Table II Cell Current Density at 0.5 volt Output Electrolyte Cathode Cathode Cathode Bright Plated at Plated at Nickel 25 Amps./ 100 Amps./
3% Salt 12 25 23 Sat. Brine 14 30 27 In order to compare the effect of repeated immersion and drying, some of the foregoing tests were made with the same cathode. No difference was observed between used cathodes and fresh cathodes.
What is claimed is:
l. A galvanic cell comprising a metallic magnesium anode, an aqueous electrolyte and a metallic cathode having an electroplated surface, said cathode surface consisting of a dull electroplate of a metal selected from the group consisting of nickel, cobalt, iron and alloys thereof containing not more than minor percentages of other metals, the initial spacing between anode and cathode being in the range of 0.1 mm. to 20 mm.
2. In a galvanic cell comprising an aqueous electrolyte, an inert cathode and a metallic magnesium anode, the improvement comprising spacing a metallic cathode surface a distance within the range of 0.1 to 20 mm. from the magnesium anode, and employing as said cathode surface a dull electroplate of a metal selected from the group consisting of nickel, iron, cobalt and alloys thereof containing not more than minor percentages of other metals.
3. A galvanic cell according to claim 1, wherein the cathode is nickel-plated sheet metal.
4. A galvanic cell according to claim 1, wherein the anode is sheet magnesium and the cathode is nickel electroplated on sheet metal.

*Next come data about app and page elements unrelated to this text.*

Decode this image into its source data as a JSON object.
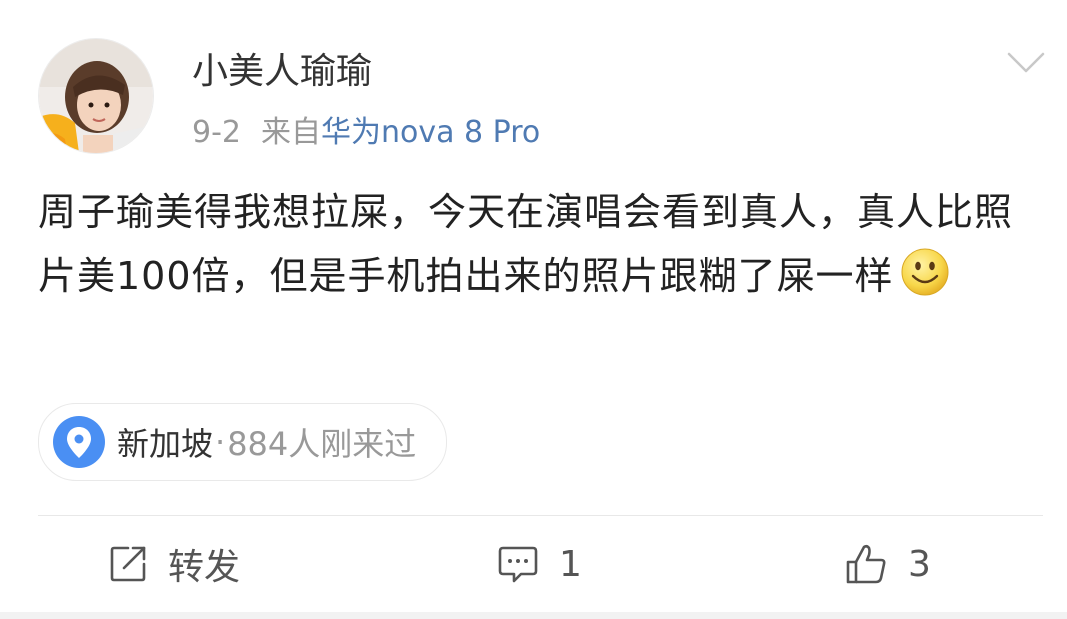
{
  "post": {
    "author": {
      "name": "小美人瑜瑜",
      "avatar_icon": "user-avatar"
    },
    "meta": {
      "date": "9-2",
      "source_prefix": "来自",
      "device": "华为nova 8 Pro"
    },
    "menu_icon": "chevron-down-icon",
    "content": {
      "text": "周子瑜美得我想拉屎，今天在演唱会看到真人，真人比照片美100倍，但是手机拍出来的照片跟糊了屎一样",
      "emoji_icon": "smiley-emoji"
    },
    "location": {
      "icon": "location-pin-icon",
      "name": "新加坡",
      "separator": "·",
      "visitors": "884人刚来过"
    },
    "actions": {
      "repost_label": "转发",
      "comment_count": "1",
      "like_count": "3"
    }
  },
  "colors": {
    "link_blue": "#4f7ab2",
    "pin_blue": "#4a8ff3",
    "text_primary": "#222222",
    "text_secondary": "#999999",
    "smiley_yellow": "#f8d74a"
  }
}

References Cited in the file of this patent UNITED STATES PATENTS 1,427,171 Smith Aug. 29', 1922 2,655,551 Ellis Oct. 13, 1953 2,677,006 Ameln Apr. 27, 1954 2,706,213 Lucas Apr. 12, 1955 FOREIGN PATENTS 401,717 Great Britain Nov. 20, 1933 402,752 Great Britain Nov. 28, 1933 OTHER REFERENCES Robinson: Transactions of the Electrochemical Soc., vol. (1946)., pages 485-499.